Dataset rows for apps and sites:
Content starts
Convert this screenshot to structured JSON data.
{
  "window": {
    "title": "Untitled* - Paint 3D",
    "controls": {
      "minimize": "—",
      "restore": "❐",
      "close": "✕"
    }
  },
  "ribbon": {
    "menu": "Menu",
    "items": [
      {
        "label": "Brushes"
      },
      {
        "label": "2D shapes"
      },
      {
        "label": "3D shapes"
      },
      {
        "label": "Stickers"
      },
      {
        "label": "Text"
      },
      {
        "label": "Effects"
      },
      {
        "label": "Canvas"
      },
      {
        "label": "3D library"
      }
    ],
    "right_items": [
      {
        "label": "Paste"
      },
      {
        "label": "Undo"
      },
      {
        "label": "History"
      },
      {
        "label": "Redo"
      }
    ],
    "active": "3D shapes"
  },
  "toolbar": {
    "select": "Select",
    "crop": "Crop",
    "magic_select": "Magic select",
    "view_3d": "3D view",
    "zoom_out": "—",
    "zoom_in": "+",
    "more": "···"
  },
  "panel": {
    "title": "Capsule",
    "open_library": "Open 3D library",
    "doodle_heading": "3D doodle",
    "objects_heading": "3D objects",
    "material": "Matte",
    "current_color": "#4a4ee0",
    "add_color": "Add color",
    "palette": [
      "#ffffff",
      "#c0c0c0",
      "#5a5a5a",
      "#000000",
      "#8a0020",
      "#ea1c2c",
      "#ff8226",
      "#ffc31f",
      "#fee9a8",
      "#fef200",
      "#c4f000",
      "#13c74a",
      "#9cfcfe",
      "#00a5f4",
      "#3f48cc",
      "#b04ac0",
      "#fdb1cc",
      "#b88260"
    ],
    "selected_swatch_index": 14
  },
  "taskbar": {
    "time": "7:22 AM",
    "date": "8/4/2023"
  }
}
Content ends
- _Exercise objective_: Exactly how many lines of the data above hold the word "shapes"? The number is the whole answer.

- _Answer area_: 3